Task directions
Among the records, which lines include "白底白字"? List them.

Dataset rows for apps and sites
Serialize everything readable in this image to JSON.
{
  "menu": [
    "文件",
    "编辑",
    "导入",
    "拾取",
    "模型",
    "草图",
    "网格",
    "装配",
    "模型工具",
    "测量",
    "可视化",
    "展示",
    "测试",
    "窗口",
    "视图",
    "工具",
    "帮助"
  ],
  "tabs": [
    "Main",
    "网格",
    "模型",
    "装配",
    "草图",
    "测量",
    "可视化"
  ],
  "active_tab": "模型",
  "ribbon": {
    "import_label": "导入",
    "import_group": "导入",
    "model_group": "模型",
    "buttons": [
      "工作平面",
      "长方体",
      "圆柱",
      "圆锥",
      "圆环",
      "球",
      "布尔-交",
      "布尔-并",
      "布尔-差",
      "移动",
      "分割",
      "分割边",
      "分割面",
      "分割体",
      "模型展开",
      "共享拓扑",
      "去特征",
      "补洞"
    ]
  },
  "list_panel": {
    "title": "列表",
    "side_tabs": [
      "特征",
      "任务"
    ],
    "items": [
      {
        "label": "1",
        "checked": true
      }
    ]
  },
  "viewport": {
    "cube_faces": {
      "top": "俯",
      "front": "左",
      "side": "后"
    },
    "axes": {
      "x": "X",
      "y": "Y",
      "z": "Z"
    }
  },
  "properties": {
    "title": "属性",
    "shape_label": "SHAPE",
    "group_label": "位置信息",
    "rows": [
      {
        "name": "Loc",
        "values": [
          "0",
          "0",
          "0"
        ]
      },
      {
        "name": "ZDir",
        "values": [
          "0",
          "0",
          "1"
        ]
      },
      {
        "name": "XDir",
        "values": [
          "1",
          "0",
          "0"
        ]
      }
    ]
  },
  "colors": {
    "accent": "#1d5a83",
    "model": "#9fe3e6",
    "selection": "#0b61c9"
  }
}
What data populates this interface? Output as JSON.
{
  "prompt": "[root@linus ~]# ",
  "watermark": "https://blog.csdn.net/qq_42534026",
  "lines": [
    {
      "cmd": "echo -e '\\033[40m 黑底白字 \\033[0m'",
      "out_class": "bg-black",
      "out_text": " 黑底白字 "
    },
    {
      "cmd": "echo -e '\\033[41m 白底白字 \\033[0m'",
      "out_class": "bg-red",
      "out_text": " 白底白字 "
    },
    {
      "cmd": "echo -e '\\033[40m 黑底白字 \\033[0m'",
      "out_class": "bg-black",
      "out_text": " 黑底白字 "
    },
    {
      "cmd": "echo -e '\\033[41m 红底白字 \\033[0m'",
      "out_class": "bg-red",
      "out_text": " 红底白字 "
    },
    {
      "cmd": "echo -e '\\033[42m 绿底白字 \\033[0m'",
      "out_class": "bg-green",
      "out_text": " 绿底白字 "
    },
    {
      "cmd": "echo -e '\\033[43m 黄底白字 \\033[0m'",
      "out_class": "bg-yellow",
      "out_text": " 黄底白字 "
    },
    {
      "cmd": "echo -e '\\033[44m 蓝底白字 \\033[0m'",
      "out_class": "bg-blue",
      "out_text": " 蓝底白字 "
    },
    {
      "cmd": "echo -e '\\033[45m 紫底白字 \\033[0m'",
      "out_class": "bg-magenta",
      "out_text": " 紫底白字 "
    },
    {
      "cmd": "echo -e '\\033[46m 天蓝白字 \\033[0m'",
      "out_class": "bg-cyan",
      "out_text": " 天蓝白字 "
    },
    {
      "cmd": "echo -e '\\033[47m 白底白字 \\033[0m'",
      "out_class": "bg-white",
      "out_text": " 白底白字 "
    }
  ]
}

Written answer
      "cmd": "echo -e '\\033[41m 白底白字 \\033[0m'",
      "out_text": " 白底白字 "
      "cmd": "echo -e '\\033[47m 白底白字 \\033[0m'",
      "out_text": " 白底白字 "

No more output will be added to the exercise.